And unlimited, site-specific, keys are excellent for privacy. You can’t link users across sites, and they can even share keys (Ex. Your significant other could use the same key and register it with the site. The key handle would be new and entirely different for that user, providing no easy way to match the users*)

*One problem here, there’s a global counter included on every U2F device that ticks up with each use. U2F protocol provides a counter along with the signature data it returns. With enough logins you could compare the counters of two users on your site and see if they sync up (Bob signs in #433, Alice later signs in #434, Bob signs in with #435 and so on. With enough data, we could infer a connection)

Key Handle Generation

Key generation is up to the vendor to implement. Here’s how Yubico does it, which is probably the best implementation and the best documented implementation.


U2F keys don’t merely sign the Challenge data. They first take the challenge data and add a few other items to it before signing. Things like the Application ID and counter, which adds to the security (The Application ID is additional protection from a Man In The Middle attack, and the counter is extra protection against a replay attack)

  • The application parameter [32 bytes] from the authentication request message.
  • The user presence byte [1 byte].
  • The counter [4 bytes].
  • The challenge parameter [32 bytes] from the authentication request message.

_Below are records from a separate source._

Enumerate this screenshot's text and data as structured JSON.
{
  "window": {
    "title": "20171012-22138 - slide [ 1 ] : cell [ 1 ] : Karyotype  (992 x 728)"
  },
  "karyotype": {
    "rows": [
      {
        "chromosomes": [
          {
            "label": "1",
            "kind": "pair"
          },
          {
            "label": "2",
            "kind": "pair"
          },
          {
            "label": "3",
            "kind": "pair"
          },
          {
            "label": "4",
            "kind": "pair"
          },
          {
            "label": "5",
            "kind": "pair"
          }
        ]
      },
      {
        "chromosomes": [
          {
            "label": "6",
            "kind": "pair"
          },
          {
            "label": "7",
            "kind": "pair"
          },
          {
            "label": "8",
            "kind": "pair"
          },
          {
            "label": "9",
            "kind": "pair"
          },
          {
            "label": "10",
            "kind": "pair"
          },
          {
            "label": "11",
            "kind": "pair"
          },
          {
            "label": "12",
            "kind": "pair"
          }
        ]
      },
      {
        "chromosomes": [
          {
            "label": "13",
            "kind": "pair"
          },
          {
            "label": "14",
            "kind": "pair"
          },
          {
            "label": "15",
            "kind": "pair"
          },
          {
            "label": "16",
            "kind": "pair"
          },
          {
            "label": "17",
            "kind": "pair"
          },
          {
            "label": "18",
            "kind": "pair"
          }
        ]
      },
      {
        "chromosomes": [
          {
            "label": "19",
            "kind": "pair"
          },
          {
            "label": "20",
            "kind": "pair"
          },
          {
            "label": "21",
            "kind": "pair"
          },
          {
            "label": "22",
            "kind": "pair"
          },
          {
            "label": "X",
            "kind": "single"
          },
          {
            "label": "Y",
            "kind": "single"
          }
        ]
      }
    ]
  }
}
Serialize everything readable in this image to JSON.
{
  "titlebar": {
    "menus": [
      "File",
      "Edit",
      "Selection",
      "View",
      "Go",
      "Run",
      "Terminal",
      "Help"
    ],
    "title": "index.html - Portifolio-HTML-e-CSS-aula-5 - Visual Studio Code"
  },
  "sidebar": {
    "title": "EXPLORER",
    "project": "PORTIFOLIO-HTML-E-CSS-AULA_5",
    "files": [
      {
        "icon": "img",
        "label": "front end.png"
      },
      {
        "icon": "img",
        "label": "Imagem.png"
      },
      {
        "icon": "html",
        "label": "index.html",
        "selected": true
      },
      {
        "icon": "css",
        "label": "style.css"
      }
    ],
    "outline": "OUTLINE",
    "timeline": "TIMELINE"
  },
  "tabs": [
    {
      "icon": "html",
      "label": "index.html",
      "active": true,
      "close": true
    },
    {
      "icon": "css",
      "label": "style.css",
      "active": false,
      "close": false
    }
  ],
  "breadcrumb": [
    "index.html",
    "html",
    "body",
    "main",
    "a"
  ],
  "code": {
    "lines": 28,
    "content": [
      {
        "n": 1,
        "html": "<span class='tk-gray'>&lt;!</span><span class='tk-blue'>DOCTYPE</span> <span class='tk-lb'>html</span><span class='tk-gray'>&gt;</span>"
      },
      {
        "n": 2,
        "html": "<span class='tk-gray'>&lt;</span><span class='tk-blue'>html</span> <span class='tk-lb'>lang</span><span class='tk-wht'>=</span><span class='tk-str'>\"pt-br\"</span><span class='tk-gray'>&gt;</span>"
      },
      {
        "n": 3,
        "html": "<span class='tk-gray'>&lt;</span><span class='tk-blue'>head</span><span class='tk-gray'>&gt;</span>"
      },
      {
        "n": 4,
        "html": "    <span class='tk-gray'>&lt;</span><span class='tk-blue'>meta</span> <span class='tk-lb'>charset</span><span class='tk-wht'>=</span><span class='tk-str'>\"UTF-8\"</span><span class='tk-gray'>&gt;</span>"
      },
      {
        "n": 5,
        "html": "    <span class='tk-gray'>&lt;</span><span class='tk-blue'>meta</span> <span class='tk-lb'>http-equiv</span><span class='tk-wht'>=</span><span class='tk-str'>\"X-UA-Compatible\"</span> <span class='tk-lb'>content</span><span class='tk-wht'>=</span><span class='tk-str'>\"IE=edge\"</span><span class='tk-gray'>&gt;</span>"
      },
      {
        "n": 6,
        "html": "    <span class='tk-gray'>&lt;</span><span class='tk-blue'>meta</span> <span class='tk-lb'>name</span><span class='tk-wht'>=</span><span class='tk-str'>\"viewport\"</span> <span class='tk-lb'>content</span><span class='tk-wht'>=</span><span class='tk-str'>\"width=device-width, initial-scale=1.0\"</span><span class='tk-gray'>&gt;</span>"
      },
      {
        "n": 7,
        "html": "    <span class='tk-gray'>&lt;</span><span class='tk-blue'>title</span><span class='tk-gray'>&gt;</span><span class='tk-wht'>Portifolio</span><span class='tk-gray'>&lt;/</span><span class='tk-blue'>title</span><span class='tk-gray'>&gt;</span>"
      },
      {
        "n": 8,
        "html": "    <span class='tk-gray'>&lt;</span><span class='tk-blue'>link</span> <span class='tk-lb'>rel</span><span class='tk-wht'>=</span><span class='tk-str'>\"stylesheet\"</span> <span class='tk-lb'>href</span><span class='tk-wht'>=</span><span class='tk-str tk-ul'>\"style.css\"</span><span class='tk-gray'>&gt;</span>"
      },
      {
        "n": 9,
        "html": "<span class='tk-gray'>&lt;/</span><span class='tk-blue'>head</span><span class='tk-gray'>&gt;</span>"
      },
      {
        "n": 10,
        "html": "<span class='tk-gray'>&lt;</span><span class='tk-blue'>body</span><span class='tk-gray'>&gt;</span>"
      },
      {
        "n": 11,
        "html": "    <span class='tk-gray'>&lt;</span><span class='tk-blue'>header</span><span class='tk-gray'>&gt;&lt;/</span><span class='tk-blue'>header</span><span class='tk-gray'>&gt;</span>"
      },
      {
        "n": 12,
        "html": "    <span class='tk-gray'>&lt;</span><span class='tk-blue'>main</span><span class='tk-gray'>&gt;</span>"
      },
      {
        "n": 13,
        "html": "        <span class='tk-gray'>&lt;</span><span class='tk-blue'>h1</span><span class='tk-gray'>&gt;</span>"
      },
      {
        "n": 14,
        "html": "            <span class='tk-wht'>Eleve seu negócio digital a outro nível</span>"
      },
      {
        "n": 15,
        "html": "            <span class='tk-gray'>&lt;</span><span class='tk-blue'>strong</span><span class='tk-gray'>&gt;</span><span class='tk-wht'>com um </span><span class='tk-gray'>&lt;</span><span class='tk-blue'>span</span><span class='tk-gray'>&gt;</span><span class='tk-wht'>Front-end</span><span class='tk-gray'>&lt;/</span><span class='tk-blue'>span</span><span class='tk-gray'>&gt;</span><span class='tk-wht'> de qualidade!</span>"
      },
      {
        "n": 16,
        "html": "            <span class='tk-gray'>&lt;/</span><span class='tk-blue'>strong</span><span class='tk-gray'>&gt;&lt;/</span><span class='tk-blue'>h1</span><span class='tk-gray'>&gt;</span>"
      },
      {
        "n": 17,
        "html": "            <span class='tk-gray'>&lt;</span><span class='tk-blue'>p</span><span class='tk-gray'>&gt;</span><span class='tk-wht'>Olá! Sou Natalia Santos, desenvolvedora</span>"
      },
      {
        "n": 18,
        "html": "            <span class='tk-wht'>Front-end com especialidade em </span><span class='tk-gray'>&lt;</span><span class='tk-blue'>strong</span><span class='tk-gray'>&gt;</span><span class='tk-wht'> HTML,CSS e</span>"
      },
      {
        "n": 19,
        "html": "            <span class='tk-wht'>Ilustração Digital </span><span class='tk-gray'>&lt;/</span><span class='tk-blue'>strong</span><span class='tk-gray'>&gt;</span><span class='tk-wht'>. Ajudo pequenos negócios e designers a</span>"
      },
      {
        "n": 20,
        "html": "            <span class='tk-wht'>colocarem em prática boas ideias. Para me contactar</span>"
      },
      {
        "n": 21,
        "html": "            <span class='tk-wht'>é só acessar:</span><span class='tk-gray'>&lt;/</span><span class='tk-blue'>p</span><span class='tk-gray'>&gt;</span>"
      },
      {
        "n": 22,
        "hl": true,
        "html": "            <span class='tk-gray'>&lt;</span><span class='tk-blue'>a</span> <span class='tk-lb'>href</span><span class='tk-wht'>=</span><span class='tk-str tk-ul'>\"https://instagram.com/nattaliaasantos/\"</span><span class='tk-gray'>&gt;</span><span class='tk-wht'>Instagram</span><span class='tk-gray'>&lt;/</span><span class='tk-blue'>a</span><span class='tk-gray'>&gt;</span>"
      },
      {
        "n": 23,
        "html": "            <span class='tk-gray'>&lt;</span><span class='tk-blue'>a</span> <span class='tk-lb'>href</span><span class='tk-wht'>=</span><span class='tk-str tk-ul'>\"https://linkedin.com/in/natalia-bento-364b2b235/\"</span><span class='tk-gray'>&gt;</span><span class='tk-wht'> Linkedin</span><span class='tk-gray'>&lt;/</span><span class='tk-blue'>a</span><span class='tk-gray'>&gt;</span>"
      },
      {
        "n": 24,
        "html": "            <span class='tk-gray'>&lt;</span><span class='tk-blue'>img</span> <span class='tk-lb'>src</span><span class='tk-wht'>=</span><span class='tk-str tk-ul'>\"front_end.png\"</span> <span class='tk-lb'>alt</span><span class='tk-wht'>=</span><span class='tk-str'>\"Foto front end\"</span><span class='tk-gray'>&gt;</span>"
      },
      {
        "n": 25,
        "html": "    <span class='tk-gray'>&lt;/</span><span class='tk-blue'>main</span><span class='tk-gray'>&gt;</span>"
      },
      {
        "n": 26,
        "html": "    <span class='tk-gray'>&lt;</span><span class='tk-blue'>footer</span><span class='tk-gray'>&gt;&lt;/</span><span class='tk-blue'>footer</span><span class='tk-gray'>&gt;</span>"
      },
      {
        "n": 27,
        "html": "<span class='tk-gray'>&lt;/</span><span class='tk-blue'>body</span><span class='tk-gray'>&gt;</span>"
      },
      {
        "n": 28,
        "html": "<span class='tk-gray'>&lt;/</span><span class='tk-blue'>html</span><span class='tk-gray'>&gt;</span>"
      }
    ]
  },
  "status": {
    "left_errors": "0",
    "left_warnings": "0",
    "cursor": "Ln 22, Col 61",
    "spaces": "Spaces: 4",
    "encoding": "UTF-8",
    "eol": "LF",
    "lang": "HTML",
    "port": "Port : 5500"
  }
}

Multiple Key Handles

What if you want to accept multiple U2F keys for a user? Github supports this, allowing you to register multiple U2F devices for your account. In this case, we would pass the signature function an array of the Key Handles on file for the user, and the U2F device used would pick its valid key handle from the list and return the result along with the key handle used.


The U2F spec: https://fidoalliance.org/specs/fido-u2f-v1.0-nfc-bt-amendment-20150514/fido-u2f-raw-message-formats.html

U2F Demo: https://mdp.github.io/u2fdemo